→ EXERCISE OBJECTIVE
Set down all of the records word for word.
[Start of Attachment]
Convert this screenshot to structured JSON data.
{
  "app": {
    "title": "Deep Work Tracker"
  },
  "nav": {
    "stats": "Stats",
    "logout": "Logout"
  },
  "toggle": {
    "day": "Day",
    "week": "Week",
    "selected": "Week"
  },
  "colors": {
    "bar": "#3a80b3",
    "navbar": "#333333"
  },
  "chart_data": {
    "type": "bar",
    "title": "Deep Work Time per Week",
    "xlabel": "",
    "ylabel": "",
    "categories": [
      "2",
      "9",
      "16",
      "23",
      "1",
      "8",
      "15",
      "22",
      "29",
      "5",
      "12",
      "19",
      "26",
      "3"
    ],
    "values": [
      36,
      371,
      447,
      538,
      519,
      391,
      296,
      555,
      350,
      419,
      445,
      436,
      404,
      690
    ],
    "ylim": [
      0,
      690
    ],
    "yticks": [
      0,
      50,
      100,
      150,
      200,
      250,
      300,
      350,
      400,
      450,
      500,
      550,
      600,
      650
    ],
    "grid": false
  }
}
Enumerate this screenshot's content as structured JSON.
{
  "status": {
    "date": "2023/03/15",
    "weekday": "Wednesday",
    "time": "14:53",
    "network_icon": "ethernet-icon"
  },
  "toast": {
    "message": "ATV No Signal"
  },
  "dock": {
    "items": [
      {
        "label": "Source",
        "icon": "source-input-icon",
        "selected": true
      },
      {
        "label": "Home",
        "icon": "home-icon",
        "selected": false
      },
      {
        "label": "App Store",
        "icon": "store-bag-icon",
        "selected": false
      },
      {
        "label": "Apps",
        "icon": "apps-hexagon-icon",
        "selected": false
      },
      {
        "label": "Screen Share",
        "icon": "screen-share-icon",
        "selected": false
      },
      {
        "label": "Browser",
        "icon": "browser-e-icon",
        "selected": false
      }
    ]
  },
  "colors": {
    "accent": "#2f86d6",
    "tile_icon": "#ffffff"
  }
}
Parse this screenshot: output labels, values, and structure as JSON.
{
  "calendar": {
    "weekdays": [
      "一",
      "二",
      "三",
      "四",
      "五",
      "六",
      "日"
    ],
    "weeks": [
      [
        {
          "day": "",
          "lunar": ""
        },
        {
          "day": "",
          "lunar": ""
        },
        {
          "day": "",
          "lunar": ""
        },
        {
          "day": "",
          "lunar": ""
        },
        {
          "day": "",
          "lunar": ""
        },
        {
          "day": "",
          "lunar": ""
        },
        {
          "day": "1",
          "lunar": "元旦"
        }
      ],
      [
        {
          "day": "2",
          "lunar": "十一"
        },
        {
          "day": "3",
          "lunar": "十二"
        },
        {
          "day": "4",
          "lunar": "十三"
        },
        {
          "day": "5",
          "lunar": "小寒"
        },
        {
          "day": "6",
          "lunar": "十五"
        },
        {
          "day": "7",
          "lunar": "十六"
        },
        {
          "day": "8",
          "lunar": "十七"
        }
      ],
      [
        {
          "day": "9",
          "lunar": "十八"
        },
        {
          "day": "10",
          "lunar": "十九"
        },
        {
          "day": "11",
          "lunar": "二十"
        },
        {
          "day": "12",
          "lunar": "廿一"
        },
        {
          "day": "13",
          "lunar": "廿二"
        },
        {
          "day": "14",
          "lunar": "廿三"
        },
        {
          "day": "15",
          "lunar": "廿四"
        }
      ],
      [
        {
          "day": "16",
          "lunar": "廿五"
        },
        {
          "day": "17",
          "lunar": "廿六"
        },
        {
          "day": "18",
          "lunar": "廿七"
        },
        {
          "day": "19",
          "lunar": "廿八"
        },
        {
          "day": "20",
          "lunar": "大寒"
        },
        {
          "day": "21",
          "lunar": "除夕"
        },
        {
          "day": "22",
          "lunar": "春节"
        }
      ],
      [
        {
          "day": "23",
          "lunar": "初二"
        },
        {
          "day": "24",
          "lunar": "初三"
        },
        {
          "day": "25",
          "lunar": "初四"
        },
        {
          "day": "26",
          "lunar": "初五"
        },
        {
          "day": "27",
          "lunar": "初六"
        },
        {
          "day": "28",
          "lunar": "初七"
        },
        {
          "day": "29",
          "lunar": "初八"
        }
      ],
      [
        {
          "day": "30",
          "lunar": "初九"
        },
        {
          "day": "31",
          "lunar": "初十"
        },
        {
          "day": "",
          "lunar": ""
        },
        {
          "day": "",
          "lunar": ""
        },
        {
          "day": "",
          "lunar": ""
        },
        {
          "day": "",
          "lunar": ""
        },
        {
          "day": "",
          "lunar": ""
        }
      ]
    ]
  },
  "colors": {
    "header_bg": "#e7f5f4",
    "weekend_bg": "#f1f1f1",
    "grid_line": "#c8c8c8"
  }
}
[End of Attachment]
→ TASK RESPONSE
Convert this screenshot to structured JSON data.
{
  "app": {
    "title": "Deep Work Tracker"
  },
  "nav": {
    "stats": "Stats",
    "logout": "Logout"
  },
  "toggle": {
    "day": "Day",
    "week": "Week",
    "selected": "Week"
  },
  "colors": {
    "bar": "#3a80b3",
    "navbar": "#333333"
  },
  "chart_data": {
    "type": "bar",
    "title": "Deep Work Time per Week",
    "xlabel": "",
    "ylabel": "",
    "categories": [
      "2",
      "9",
      "16",
      "23",
      "1",
      "8",
      "15",
      "22",
      "29",
      "5",
      "12",
      "19",
      "26",
      "3"
    ],
    "values": [
      36,
      371,
      447,
      538,
      519,
      391,
      296,
      555,
      350,
      419,
      445,
      436,
      404,
      690
    ],
    "ylim": [
      0,
      690
    ],
    "yticks": [
      0,
      50,
      100,
      150,
      200,
      250,
      300,
      350,
      400,
      450,
      500,
      550,
      600,
      650
    ],
    "grid": false
  }
}
Enumerate this screenshot's content as structured JSON.
{
  "status": {
    "date": "2023/03/15",
    "weekday": "Wednesday",
    "time": "14:53",
    "network_icon": "ethernet-icon"
  },
  "toast": {
    "message": "ATV No Signal"
  },
  "dock": {
    "items": [
      {
        "label": "Source",
        "icon": "source-input-icon",
        "selected": true
      },
      {
        "label": "Home",
        "icon": "home-icon",
        "selected": false
      },
      {
        "label": "App Store",
        "icon": "store-bag-icon",
        "selected": false
      },
      {
        "label": "Apps",
        "icon": "apps-hexagon-icon",
        "selected": false
      },
      {
        "label": "Screen Share",
        "icon": "screen-share-icon",
        "selected": false
      },
      {
        "label": "Browser",
        "icon": "browser-e-icon",
        "selected": false
      }
    ]
  },
  "colors": {
    "accent": "#2f86d6",
    "tile_icon": "#ffffff"
  }
}
Parse this screenshot: output labels, values, and structure as JSON.
{
  "calendar": {
    "weekdays": [
      "一",
      "二",
      "三",
      "四",
      "五",
      "六",
      "日"
    ],
    "weeks": [
      [
        {
          "day": "",
          "lunar": ""
        },
        {
          "day": "",
          "lunar": ""
        },
        {
          "day": "",
          "lunar": ""
        },
        {
          "day": "",
          "lunar": ""
        },
        {
          "day": "",
          "lunar": ""
        },
        {
          "day": "",
          "lunar": ""
        },
        {
          "day": "1",
          "lunar": "元旦"
        }
      ],
      [
        {
          "day": "2",
          "lunar": "十一"
        },
        {
          "day": "3",
          "lunar": "十二"
        },
        {
          "day": "4",
          "lunar": "十三"
        },
        {
          "day": "5",
          "lunar": "小寒"
        },
        {
          "day": "6",
          "lunar": "十五"
        },
        {
          "day": "7",
          "lunar": "十六"
        },
        {
          "day": "8",
          "lunar": "十七"
        }
      ],
      [
        {
          "day": "9",
          "lunar": "十八"
        },
        {
          "day": "10",
          "lunar": "十九"
        },
        {
          "day": "11",
          "lunar": "二十"
        },
        {
          "day": "12",
          "lunar": "廿一"
        },
        {
          "day": "13",
          "lunar": "廿二"
        },
        {
          "day": "14",
          "lunar": "廿三"
        },
        {
          "day": "15",
          "lunar": "廿四"
        }
      ],
      [
        {
          "day": "16",
          "lunar": "廿五"
        },
        {
          "day": "17",
          "lunar": "廿六"
        },
        {
          "day": "18",
          "lunar": "廿七"
        },
        {
          "day": "19",
          "lunar": "廿八"
        },
        {
          "day": "20",
          "lunar": "大寒"
        },
        {
          "day": "21",
          "lunar": "除夕"
        },
        {
          "day": "22",
          "lunar": "春节"
        }
      ],
      [
        {
          "day": "23",
          "lunar": "初二"
        },
        {
          "day": "24",
          "lunar": "初三"
        },
        {
          "day": "25",
          "lunar": "初四"
        },
        {
          "day": "26",
          "lunar": "初五"
        },
        {
          "day": "27",
          "lunar": "初六"
        },
        {
          "day": "28",
          "lunar": "初七"
        },
        {
          "day": "29",
          "lunar": "初八"
        }
      ],
      [
        {
          "day": "30",
          "lunar": "初九"
        },
        {
          "day": "31",
          "lunar": "初十"
        },
        {
          "day": "",
          "lunar": ""
        },
        {
          "day": "",
          "lunar": ""
        },
        {
          "day": "",
          "lunar": ""
        },
        {
          "day": "",
          "lunar": ""
        },
        {
          "day": "",
          "lunar": ""
        }
      ]
    ]
  },
  "colors": {
    "header_bg": "#e7f5f4",
    "weekend_bg": "#f1f1f1",
    "grid_line": "#c8c8c8"
  }
}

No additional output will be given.